Did you know? Bate made his fortune from a contract to supply the Excise Office with the Sikes hydrometer and the saccharometer, instruments for testing alcohol. He won this contract at the behest of an attentive Mother-in-Law, having originally trained under his uncle as a haberdasher from 1803. Despite describing himself as an 'Optician' on his shop front his 1825 patent concerning eyeglasses is the only evidence he actually made spectacles.
Shortly after Bates' improvement French opticians produced very small lorgnettes where the emphasis was on intricacy of design. Some are scarcely large enough to hold steadily and can be quite impractical.
Watch lorgnettes are quite rare (the BOA Museum has three), dating probably from the 1850s and engraved in 18 carat gold. We know some of these were made in Geneva, centre of the watch trade and indeed it is analysis of the watch mechanism that points to their mid-century date whereas previously these objects had often been thought by collectors to date from the 1830s. They incorporate an exquisite mechanism and face and two are even provided with their own key and regulator produced to a similary high decorative standard. Other examples are studded with jewels. You could both look out and watch out with this exquisite example of the jeweller-optician's art. It's to be wondered, however, how the short-sighted would read the time from it since the lenses don't shift to the position required. Perhaps you had to buy a second lorgnette to use the watch? The watch lid of blue enamel, studded with rose diamonds, opens by pushing the catch. It is modelled in the form of a (non-functioning) guitar...so maybe you had to listen out for it too!

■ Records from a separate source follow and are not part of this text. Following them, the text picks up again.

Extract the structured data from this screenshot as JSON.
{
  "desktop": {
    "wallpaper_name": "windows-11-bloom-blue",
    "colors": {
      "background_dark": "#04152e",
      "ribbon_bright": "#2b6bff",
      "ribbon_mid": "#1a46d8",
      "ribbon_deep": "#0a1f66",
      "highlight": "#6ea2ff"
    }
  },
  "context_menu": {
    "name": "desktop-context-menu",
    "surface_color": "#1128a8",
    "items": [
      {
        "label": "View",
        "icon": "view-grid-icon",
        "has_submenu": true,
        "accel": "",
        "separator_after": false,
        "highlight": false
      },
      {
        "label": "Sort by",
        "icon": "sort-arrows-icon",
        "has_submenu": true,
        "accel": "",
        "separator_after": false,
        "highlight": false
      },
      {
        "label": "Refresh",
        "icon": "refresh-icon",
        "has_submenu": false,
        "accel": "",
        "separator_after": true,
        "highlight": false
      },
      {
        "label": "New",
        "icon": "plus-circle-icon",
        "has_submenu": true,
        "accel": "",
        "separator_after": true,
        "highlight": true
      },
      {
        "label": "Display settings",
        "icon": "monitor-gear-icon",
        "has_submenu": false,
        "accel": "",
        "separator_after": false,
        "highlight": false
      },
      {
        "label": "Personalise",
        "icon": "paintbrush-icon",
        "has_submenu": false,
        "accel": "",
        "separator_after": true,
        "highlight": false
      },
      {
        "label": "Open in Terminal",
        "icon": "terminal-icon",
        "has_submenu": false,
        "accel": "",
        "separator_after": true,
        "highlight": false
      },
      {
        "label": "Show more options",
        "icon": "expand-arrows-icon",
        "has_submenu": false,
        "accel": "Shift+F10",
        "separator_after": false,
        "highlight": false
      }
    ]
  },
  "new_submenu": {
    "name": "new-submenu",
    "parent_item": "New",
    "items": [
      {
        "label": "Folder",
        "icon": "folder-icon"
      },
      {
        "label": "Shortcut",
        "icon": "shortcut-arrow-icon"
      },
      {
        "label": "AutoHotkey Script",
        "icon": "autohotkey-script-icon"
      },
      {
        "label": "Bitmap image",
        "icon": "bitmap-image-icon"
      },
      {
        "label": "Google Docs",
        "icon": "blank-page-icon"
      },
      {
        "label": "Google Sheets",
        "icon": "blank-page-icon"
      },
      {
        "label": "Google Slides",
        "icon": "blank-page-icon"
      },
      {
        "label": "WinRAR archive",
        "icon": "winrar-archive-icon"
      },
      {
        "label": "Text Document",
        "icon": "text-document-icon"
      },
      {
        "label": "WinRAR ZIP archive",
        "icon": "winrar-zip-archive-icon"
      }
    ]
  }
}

Grandma's long-handled lorgnette of the sort found in many an attic, is likely to be Victorian in date and many examples still exist. The picture to the right shows a slightly more ornate one than usual, with a pierced ivory handle. You can see how it would be an eye-catching item to remove from a handbag and brandish ostentatiously in front of younger people before peering through it in an intimidating manner.
As time went on the original practical nature of lorgnettes was forgotten and some became very decorative, almost tasteless in design. Handles could be very long indeed, some even incorporating a telescopic extension or folding hinge half way down for ease of transport. Other unusual forms include lorgnettes combined with fans or double lorgnettes with two spectacle fronts of different powers for reading and distance vision.
In the Edwardian period far thinner examples were introduced with spring-action. These are considered to be quite refined. They remained available for the higher class of customer well into the 20th century, sometimes folding compactly into dress-clip brooches. A brochure in our museum dating from as recently as 1977 shows that London Williamson Ltd was still supplying the 'Louis' range of lorgnettes and dress clips in either chrome or rolled gold, with round or hexagonal eye shapes. They proudly proclaimed that 'Lorgnettes are being rediscovered for what they are - highly useful optical aids'. The designs on offer look indistinguishable from much earlier products and should act as a warning that an ornate lorgnette is not necessarily an antique!
Frank Barraclough and John Dixon Salt, 'The Lorgnette', Ophthalmic Antiques, 100 (2007), 9-13.